To do:
Each line of the records that includes "BEGIN" should be found and copied.

Excerpts from an interface dataset
####################
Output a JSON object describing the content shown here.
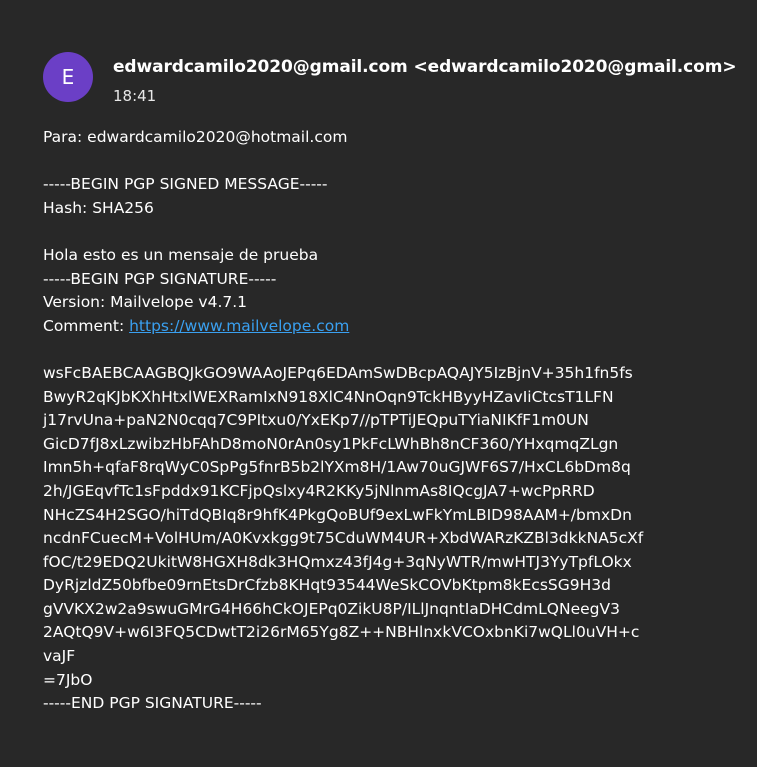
{
  "header": {
    "avatar_letter": "E",
    "sender": "edwardcamilo2020@gmail.com <edwardcamilo2020@gmail.com>",
    "time": "18:41"
  },
  "colors": {
    "background": "#282828",
    "avatar": "#6b3fc6",
    "link": "#3aa0f0"
  },
  "message": {
    "to_line": "Para: edwardcamilo2020@hotmail.com",
    "begin_signed": "-----BEGIN PGP SIGNED MESSAGE-----",
    "hash": "Hash: SHA256",
    "text": "Hola esto es un mensaje de prueba",
    "begin_signature": "-----BEGIN PGP SIGNATURE-----",
    "version": "Version: Mailvelope v4.7.1",
    "comment_label": "Comment: ",
    "comment_link": "https://www.mailvelope.com",
    "signature_lines": [
      "wsFcBAEBCAAGBQJkGO9WAAoJEPq6EDAmSwDBcpAQAJY5IzBjnV+35h1fn5fs",
      "BwyR2qKJbKXhHtxlWEXRamIxN918XlC4NnOqn9TckHByyHZavIiCtcsT1LFN",
      "j17rvUna+paN2N0cqq7C9PItxu0/YxEKp7//pTPTiJEQpuTYiaNIKfF1m0UN",
      "GicD7fJ8xLzwibzHbFAhD8moN0rAn0sy1PkFcLWhBh8nCF360/YHxqmqZLgn",
      "Imn5h+qfaF8rqWyC0SpPg5fnrB5b2lYXm8H/1Aw70uGJWF6S7/HxCL6bDm8q",
      "2h/JGEqvfTc1sFpddx91KCFjpQslxy4R2KKy5jNlnmAs8IQcgJA7+wcPpRRD",
      "NHcZS4H2SGO/hiTdQBIq8r9hfK4PkgQoBUf9exLwFkYmLBID98AAM+/bmxDn",
      "ncdnFCuecM+VolHUm/A0Kvxkgg9t75CduWM4UR+XbdWARzKZBl3dkkNA5cXf",
      "fOC/t29EDQ2UkitW8HGXH8dk3HQmxz43fJ4g+3qNyWTR/mwHTJ3YyTpfLOkx",
      "DyRjzldZ50bfbe09rnEtsDrCfzb8KHqt93544WeSkCOVbKtpm8kEcsSG9H3d",
      "gVVKX2w2a9swuGMrG4H66hCkOJEPq0ZikU8P/ILlJnqntIaDHCdmLQNeegV3",
      "2AQtQ9V+w6I3FQ5CDwtT2i26rM65Yg8Z++NBHlnxkVCOxbnKi7wQLl0uVH+c",
      "vaJF",
      "=7JbO"
    ],
    "end_signature": "-----END PGP SIGNATURE-----"
  }
}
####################
Answer to this exercise:
    "begin_signed": "-----BEGIN PGP SIGNED MESSAGE-----",
    "begin_signature": "-----BEGIN PGP SIGNATURE-----",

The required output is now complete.